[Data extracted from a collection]
━━━━━━━━━━━━━━━━━━━━
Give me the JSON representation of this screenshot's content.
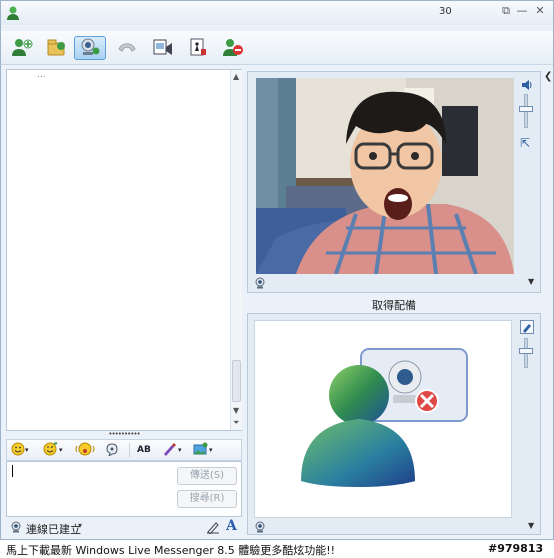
{
  "titlebar": {
    "title": "30",
    "icon": "messenger-buddy-icon",
    "controls": [
      "restore-icon",
      "minimize-icon",
      "close-icon"
    ]
  },
  "toolbar": {
    "items": [
      {
        "icon": "invite-contact-icon"
      },
      {
        "icon": "send-files-icon"
      },
      {
        "icon": "video-call-icon",
        "active": true
      },
      {
        "icon": "voice-call-icon",
        "disabled": true
      },
      {
        "icon": "share-activities-icon"
      },
      {
        "icon": "games-icon"
      },
      {
        "icon": "block-contact-icon"
      }
    ]
  },
  "history": {
    "dots": "..."
  },
  "splitter": {
    "dots": "••••••••••"
  },
  "format_bar": {
    "font_label": "AB"
  },
  "compose": {
    "send_label": "傳送(S)",
    "search_label": "搜尋(R)"
  },
  "status": {
    "text": "連線已建立"
  },
  "video": {
    "remote_label": "取得配備"
  },
  "ad": {
    "text": "馬上下載最新 Windows Live Messenger 8.5 體驗更多酷炫功能!!"
  },
  "watermark": {
    "text": "#979813"
  },
  "colors": {
    "accent": "#5f9fd8",
    "frame": "#eaf1f8",
    "border": "#b9c9d9"
  }
}
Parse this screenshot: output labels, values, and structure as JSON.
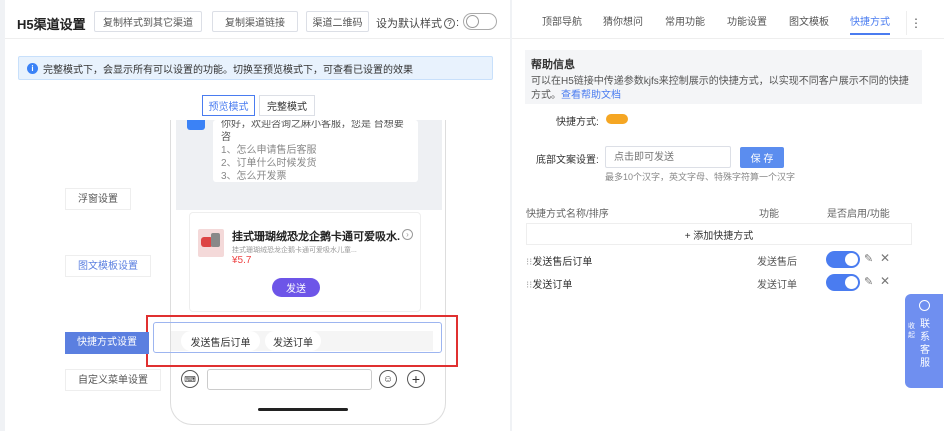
{
  "header": {
    "title": "H5渠道设置",
    "copy_style_btn": "复制样式到其它渠道",
    "copy_link_btn": "复制渠道链接",
    "qrcode_btn": "渠道二维码",
    "default_style_label": "设为默认样式",
    "help_glyph": "?"
  },
  "notice": "完整模式下，会显示所有可以设置的功能。切换至预览模式下，可查看已设置的效果",
  "mode_tabs": [
    "预览模式",
    "完整模式"
  ],
  "preview": {
    "greeting": "你好，欢迎咨询之麻小客服，您是 台想要咨",
    "menu_items": [
      "1、怎么申请售后客服",
      "2、订单什么时候发货",
      "3、怎么开发票"
    ],
    "product_title": "挂式珊瑚绒恐龙企鹅卡通可爱吸水...",
    "product_sub": "挂式珊瑚绒恐龙企鹅卡通可爱吸水儿童...",
    "product_price": "¥5.7",
    "send_btn": "发送",
    "quick_chips": [
      "发送售后订单",
      "发送订单"
    ]
  },
  "side_labels": {
    "float": "浮窗设置",
    "graphic": "图文模板设置",
    "quick": "快捷方式设置",
    "menu": "自定义菜单设置"
  },
  "right_tabs": [
    "顶部导航",
    "猜你想问",
    "常用功能",
    "功能设置",
    "图文模板",
    "快捷方式"
  ],
  "right_tabs_more": "⋮",
  "help": {
    "title": "帮助信息",
    "text": "可以在H5链接中传递参数kjfs来控制展示的快捷方式，以实现不同客户展示不同的快捷方式。",
    "link": "查看帮助文档"
  },
  "quick_label": "快捷方式:",
  "footer_setting": {
    "label": "底部文案设置:",
    "placeholder": "点击即可发送",
    "save": "保 存",
    "hint": "最多10个汉字，英文字母、特殊字符算一个汉字"
  },
  "table": {
    "headers": [
      "快捷方式名称/排序",
      "功能",
      "是否启用/功能"
    ],
    "add_label": "+ 添加快捷方式",
    "rows": [
      {
        "name": "发送售后订单",
        "func": "发送售后",
        "enabled": true
      },
      {
        "name": "发送订单",
        "func": "发送订单",
        "enabled": true
      }
    ]
  },
  "float_widget": {
    "collapse": "收起",
    "contact": "联系客服"
  },
  "colors": {
    "primary": "#4a7cf0",
    "selection_box": "#e03030",
    "side_highlight": "#5b7fe0"
  }
}
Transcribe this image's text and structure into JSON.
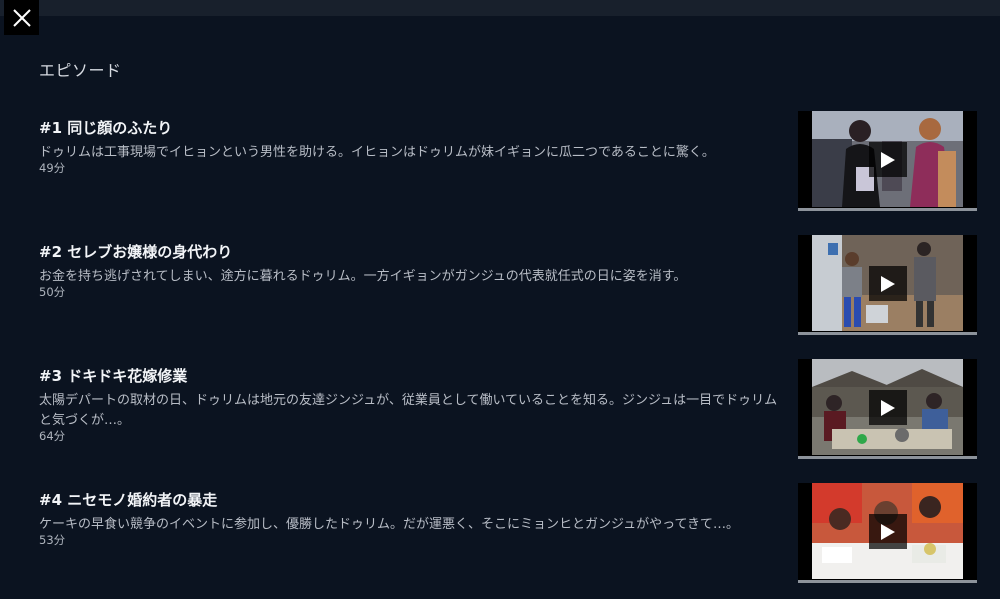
{
  "section": {
    "title": "エピソード"
  },
  "episodes": [
    {
      "title": "#1 同じ顔のふたり",
      "description": "ドゥリムは工事現場でイヒョンという男性を助ける。イヒョンはドゥリムが妹イギョンに瓜二つであることに驚く。",
      "duration": "49分"
    },
    {
      "title": "#2 セレブお嬢様の身代わり",
      "description": "お金を持ち逃げされてしまい、途方に暮れるドゥリム。一方イギョンがガンジュの代表就任式の日に姿を消す。",
      "duration": "50分"
    },
    {
      "title": "#3 ドキドキ花嫁修業",
      "description": "太陽デパートの取材の日、ドゥリムは地元の友達ジンジュが、従業員として働いていることを知る。ジンジュは一目でドゥリムと気づくが…。",
      "duration": "64分"
    },
    {
      "title": "#4 ニセモノ婚約者の暴走",
      "description": "ケーキの早食い競争のイベントに参加し、優勝したドゥリム。だが運悪く、そこにミョンヒとガンジュがやってきて…。",
      "duration": "53分"
    }
  ],
  "icons": {
    "close": "close-icon",
    "play": "play-icon"
  },
  "colors": {
    "background": "#0b1320",
    "topbar": "#18202c",
    "text_primary": "#f2f4f7",
    "text_secondary": "#b8bdc6"
  }
}
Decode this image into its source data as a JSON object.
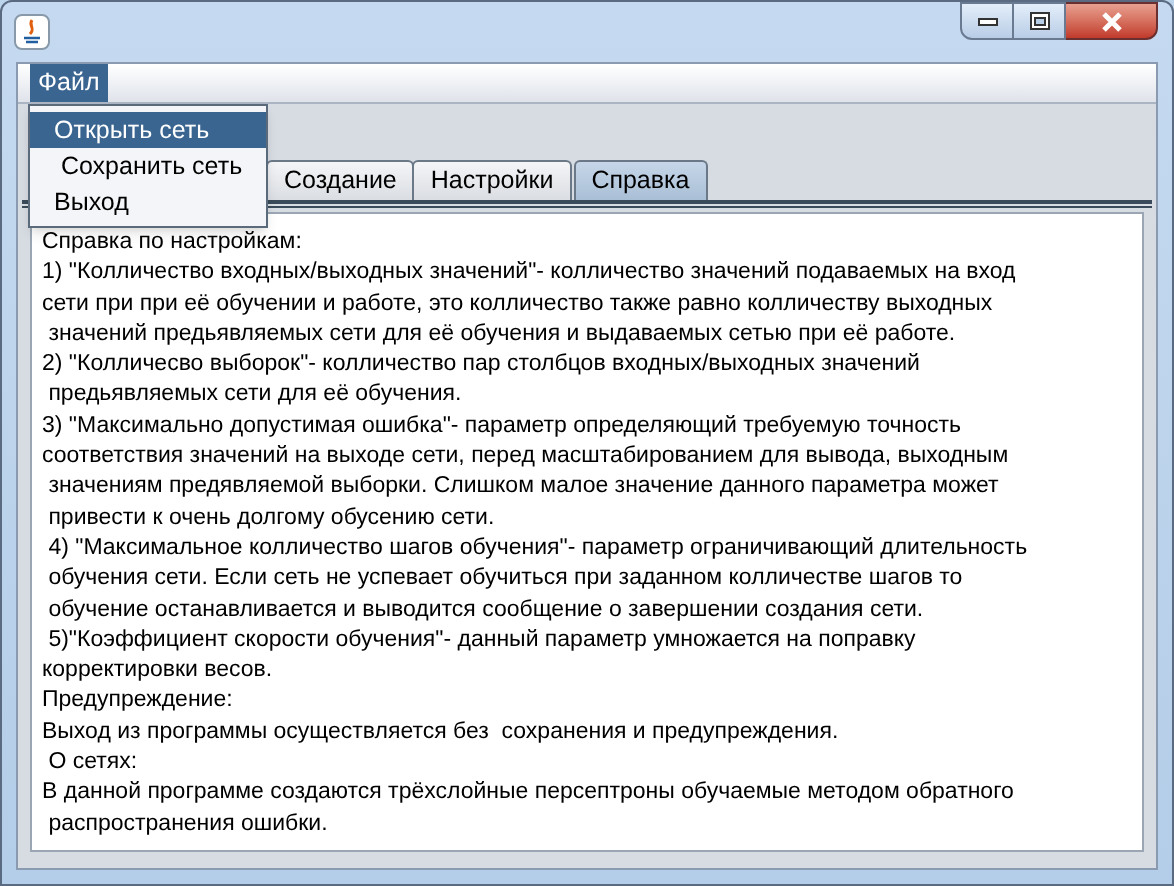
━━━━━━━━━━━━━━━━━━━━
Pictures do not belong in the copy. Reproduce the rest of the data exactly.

Your solution:
Give me the JSON representation of this screenshot's content.
{
  "titlebar": {
    "title": "30",
    "icon": "messenger-buddy-icon",
    "controls": [
      "restore-icon",
      "minimize-icon",
      "close-icon"
    ]
  },
  "toolbar": {
    "items": [
      {
        "icon": "invite-contact-icon"
      },
      {
        "icon": "send-files-icon"
      },
      {
        "icon": "video-call-icon",
        "active": true
      },
      {
        "icon": "voice-call-icon",
        "disabled": true
      },
      {
        "icon": "share-activities-icon"
      },
      {
        "icon": "games-icon"
      },
      {
        "icon": "block-contact-icon"
      }
    ]
  },
  "history": {
    "dots": "..."
  },
  "splitter": {
    "dots": "••••••••••"
  },
  "format_bar": {
    "font_label": "AB"
  },
  "compose": {
    "send_label": "傳送(S)",
    "search_label": "搜尋(R)"
  },
  "status": {
    "text": "連線已建立"
  },
  "video": {
    "remote_label": "取得配備"
  },
  "ad": {
    "text": "馬上下載最新 Windows Live Messenger 8.5 體驗更多酷炫功能!!"
  },
  "watermark": {
    "text": "#979813"
  },
  "colors": {
    "accent": "#5f9fd8",
    "frame": "#eaf1f8",
    "border": "#b9c9d9"
  }
}
Parse this screenshot: output labels, values, and structure as JSON.
{
  "header": {
    "title": "H5渠道设置",
    "copy_style_btn": "复制样式到其它渠道",
    "copy_link_btn": "复制渠道链接",
    "qrcode_btn": "渠道二维码",
    "default_style_label": "设为默认样式",
    "help_glyph": "?"
  },
  "notice": "完整模式下，会显示所有可以设置的功能。切换至预览模式下，可查看已设置的效果",
  "mode_tabs": [
    "预览模式",
    "完整模式"
  ],
  "preview": {
    "greeting": "你好，欢迎咨询之麻小客服，您是 台想要咨",
    "menu_items": [
      "1、怎么申请售后客服",
      "2、订单什么时候发货",
      "3、怎么开发票"
    ],
    "product_title": "挂式珊瑚绒恐龙企鹅卡通可爱吸水...",
    "product_sub": "挂式珊瑚绒恐龙企鹅卡通可爱吸水儿童...",
    "product_price": "¥5.7",
    "send_btn": "发送",
    "quick_chips": [
      "发送售后订单",
      "发送订单"
    ]
  },
  "side_labels": {
    "float": "浮窗设置",
    "graphic": "图文模板设置",
    "quick": "快捷方式设置",
    "menu": "自定义菜单设置"
  },
  "right_tabs": [
    "顶部导航",
    "猜你想问",
    "常用功能",
    "功能设置",
    "图文模板",
    "快捷方式"
  ],
  "right_tabs_more": "⋮",
  "help": {
    "title": "帮助信息",
    "text": "可以在H5链接中传递参数kjfs来控制展示的快捷方式，以实现不同客户展示不同的快捷方式。",
    "link": "查看帮助文档"
  },
  "quick_label": "快捷方式:",
  "footer_setting": {
    "label": "底部文案设置:",
    "placeholder": "点击即可发送",
    "save": "保 存",
    "hint": "最多10个汉字，英文字母、特殊字符算一个汉字"
  },
  "table": {
    "headers": [
      "快捷方式名称/排序",
      "功能",
      "是否启用/功能"
    ],
    "add_label": "+ 添加快捷方式",
    "rows": [
      {
        "name": "发送售后订单",
        "func": "发送售后",
        "enabled": true
      },
      {
        "name": "发送订单",
        "func": "发送订单",
        "enabled": true
      }
    ]
  },
  "float_widget": {
    "collapse": "收起",
    "contact": "联系客服"
  },
  "colors": {
    "primary": "#4a7cf0",
    "selection_box": "#e03030",
    "side_highlight": "#5b7fe0"
  }
}
Transcribe this image's text and structure into JSON.
{
  "section": {
    "title": "エピソード"
  },
  "episodes": [
    {
      "title": "#1 同じ顔のふたり",
      "description": "ドゥリムは工事現場でイヒョンという男性を助ける。イヒョンはドゥリムが妹イギョンに瓜二つであることに驚く。",
      "duration": "49分"
    },
    {
      "title": "#2 セレブお嬢様の身代わり",
      "description": "お金を持ち逃げされてしまい、途方に暮れるドゥリム。一方イギョンがガンジュの代表就任式の日に姿を消す。",
      "duration": "50分"
    },
    {
      "title": "#3 ドキドキ花嫁修業",
      "description": "太陽デパートの取材の日、ドゥリムは地元の友達ジンジュが、従業員として働いていることを知る。ジンジュは一目でドゥリムと気づくが…。",
      "duration": "64分"
    },
    {
      "title": "#4 ニセモノ婚約者の暴走",
      "description": "ケーキの早食い競争のイベントに参加し、優勝したドゥリム。だが運悪く、そこにミョンヒとガンジュがやってきて…。",
      "duration": "53分"
    }
  ],
  "icons": {
    "close": "close-icon",
    "play": "play-icon"
  },
  "colors": {
    "background": "#0b1320",
    "topbar": "#18202c",
    "text_primary": "#f2f4f7",
    "text_secondary": "#b8bdc6"
  }
}
Decode this image into its source data as a JSON object.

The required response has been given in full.